# What the exercise asks
Print the data that follows exactly, leaving nothing out.

# Supplied records
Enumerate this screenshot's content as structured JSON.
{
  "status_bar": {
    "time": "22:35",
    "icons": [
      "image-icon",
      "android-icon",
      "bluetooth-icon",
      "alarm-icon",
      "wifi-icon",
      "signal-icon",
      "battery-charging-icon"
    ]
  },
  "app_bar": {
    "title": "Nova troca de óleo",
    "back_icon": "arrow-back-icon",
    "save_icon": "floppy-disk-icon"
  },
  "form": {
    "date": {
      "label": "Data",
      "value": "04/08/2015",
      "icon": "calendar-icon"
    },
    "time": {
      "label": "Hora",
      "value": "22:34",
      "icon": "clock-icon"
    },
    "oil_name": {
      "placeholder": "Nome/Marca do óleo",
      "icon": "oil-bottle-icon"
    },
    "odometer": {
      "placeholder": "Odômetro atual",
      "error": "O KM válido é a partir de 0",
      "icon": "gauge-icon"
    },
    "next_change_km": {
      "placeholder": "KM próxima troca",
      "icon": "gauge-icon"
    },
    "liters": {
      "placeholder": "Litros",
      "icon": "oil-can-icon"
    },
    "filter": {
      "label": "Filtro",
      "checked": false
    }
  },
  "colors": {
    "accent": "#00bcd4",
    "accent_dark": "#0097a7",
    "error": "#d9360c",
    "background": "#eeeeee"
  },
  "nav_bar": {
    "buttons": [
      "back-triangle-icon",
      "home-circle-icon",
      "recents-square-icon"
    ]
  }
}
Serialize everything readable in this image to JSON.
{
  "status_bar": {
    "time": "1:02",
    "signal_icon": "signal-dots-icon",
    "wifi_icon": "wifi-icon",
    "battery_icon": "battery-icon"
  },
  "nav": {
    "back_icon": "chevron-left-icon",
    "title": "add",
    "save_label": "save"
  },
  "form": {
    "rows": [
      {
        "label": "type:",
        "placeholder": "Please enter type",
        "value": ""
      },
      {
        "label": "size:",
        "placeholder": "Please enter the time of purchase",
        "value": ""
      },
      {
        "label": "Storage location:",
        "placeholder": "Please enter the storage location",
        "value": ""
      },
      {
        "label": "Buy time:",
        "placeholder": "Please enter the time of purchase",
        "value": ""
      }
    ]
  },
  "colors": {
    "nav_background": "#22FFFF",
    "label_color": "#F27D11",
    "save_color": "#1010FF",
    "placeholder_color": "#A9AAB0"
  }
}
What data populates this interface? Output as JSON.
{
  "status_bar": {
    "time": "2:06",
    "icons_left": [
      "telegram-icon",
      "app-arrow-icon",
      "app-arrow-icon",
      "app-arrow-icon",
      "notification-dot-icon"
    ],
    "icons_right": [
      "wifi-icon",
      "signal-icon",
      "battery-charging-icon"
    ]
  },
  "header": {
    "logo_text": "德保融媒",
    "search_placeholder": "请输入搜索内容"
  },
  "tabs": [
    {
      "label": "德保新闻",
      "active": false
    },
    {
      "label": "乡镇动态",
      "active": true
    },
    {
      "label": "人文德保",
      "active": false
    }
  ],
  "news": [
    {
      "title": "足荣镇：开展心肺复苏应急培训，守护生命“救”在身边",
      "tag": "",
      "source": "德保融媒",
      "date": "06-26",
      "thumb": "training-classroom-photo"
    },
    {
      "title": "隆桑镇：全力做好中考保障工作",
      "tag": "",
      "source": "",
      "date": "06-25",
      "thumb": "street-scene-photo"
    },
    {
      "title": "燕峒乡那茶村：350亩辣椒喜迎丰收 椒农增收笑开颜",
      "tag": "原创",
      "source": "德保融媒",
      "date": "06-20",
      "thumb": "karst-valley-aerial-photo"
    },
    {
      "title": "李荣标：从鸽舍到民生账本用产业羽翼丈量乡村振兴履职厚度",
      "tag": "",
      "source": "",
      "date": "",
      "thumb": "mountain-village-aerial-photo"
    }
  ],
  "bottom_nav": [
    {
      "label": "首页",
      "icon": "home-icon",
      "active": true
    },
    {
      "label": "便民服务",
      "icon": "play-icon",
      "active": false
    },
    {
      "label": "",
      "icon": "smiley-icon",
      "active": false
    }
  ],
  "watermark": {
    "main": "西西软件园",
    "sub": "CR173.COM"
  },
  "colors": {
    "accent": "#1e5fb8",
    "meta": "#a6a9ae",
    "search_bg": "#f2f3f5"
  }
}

# Response to this task
Enumerate this screenshot's content as structured JSON.
{
  "status_bar": {
    "time": "22:35",
    "icons": [
      "image-icon",
      "android-icon",
      "bluetooth-icon",
      "alarm-icon",
      "wifi-icon",
      "signal-icon",
      "battery-charging-icon"
    ]
  },
  "app_bar": {
    "title": "Nova troca de óleo",
    "back_icon": "arrow-back-icon",
    "save_icon": "floppy-disk-icon"
  },
  "form": {
    "date": {
      "label": "Data",
      "value": "04/08/2015",
      "icon": "calendar-icon"
    },
    "time": {
      "label": "Hora",
      "value": "22:34",
      "icon": "clock-icon"
    },
    "oil_name": {
      "placeholder": "Nome/Marca do óleo",
      "icon": "oil-bottle-icon"
    },
    "odometer": {
      "placeholder": "Odômetro atual",
      "error": "O KM válido é a partir de 0",
      "icon": "gauge-icon"
    },
    "next_change_km": {
      "placeholder": "KM próxima troca",
      "icon": "gauge-icon"
    },
    "liters": {
      "placeholder": "Litros",
      "icon": "oil-can-icon"
    },
    "filter": {
      "label": "Filtro",
      "checked": false
    }
  },
  "colors": {
    "accent": "#00bcd4",
    "accent_dark": "#0097a7",
    "error": "#d9360c",
    "background": "#eeeeee"
  },
  "nav_bar": {
    "buttons": [
      "back-triangle-icon",
      "home-circle-icon",
      "recents-square-icon"
    ]
  }
}
Serialize everything readable in this image to JSON.
{
  "status_bar": {
    "time": "1:02",
    "signal_icon": "signal-dots-icon",
    "wifi_icon": "wifi-icon",
    "battery_icon": "battery-icon"
  },
  "nav": {
    "back_icon": "chevron-left-icon",
    "title": "add",
    "save_label": "save"
  },
  "form": {
    "rows": [
      {
        "label": "type:",
        "placeholder": "Please enter type",
        "value": ""
      },
      {
        "label": "size:",
        "placeholder": "Please enter the time of purchase",
        "value": ""
      },
      {
        "label": "Storage location:",
        "placeholder": "Please enter the storage location",
        "value": ""
      },
      {
        "label": "Buy time:",
        "placeholder": "Please enter the time of purchase",
        "value": ""
      }
    ]
  },
  "colors": {
    "nav_background": "#22FFFF",
    "label_color": "#F27D11",
    "save_color": "#1010FF",
    "placeholder_color": "#A9AAB0"
  }
}
What data populates this interface? Output as JSON.
{
  "status_bar": {
    "time": "2:06",
    "icons_left": [
      "telegram-icon",
      "app-arrow-icon",
      "app-arrow-icon",
      "app-arrow-icon",
      "notification-dot-icon"
    ],
    "icons_right": [
      "wifi-icon",
      "signal-icon",
      "battery-charging-icon"
    ]
  },
  "header": {
    "logo_text": "德保融媒",
    "search_placeholder": "请输入搜索内容"
  },
  "tabs": [
    {
      "label": "德保新闻",
      "active": false
    },
    {
      "label": "乡镇动态",
      "active": true
    },
    {
      "label": "人文德保",
      "active": false
    }
  ],
  "news": [
    {
      "title": "足荣镇：开展心肺复苏应急培训，守护生命“救”在身边",
      "tag": "",
      "source": "德保融媒",
      "date": "06-26",
      "thumb": "training-classroom-photo"
    },
    {
      "title": "隆桑镇：全力做好中考保障工作",
      "tag": "",
      "source": "",
      "date": "06-25",
      "thumb": "street-scene-photo"
    },
    {
      "title": "燕峒乡那茶村：350亩辣椒喜迎丰收 椒农增收笑开颜",
      "tag": "原创",
      "source": "德保融媒",
      "date": "06-20",
      "thumb": "karst-valley-aerial-photo"
    },
    {
      "title": "李荣标：从鸽舍到民生账本用产业羽翼丈量乡村振兴履职厚度",
      "tag": "",
      "source": "",
      "date": "",
      "thumb": "mountain-village-aerial-photo"
    }
  ],
  "bottom_nav": [
    {
      "label": "首页",
      "icon": "home-icon",
      "active": true
    },
    {
      "label": "便民服务",
      "icon": "play-icon",
      "active": false
    },
    {
      "label": "",
      "icon": "smiley-icon",
      "active": false
    }
  ],
  "watermark": {
    "main": "西西软件园",
    "sub": "CR173.COM"
  },
  "colors": {
    "accent": "#1e5fb8",
    "meta": "#a6a9ae",
    "search_bg": "#f2f3f5"
  }
}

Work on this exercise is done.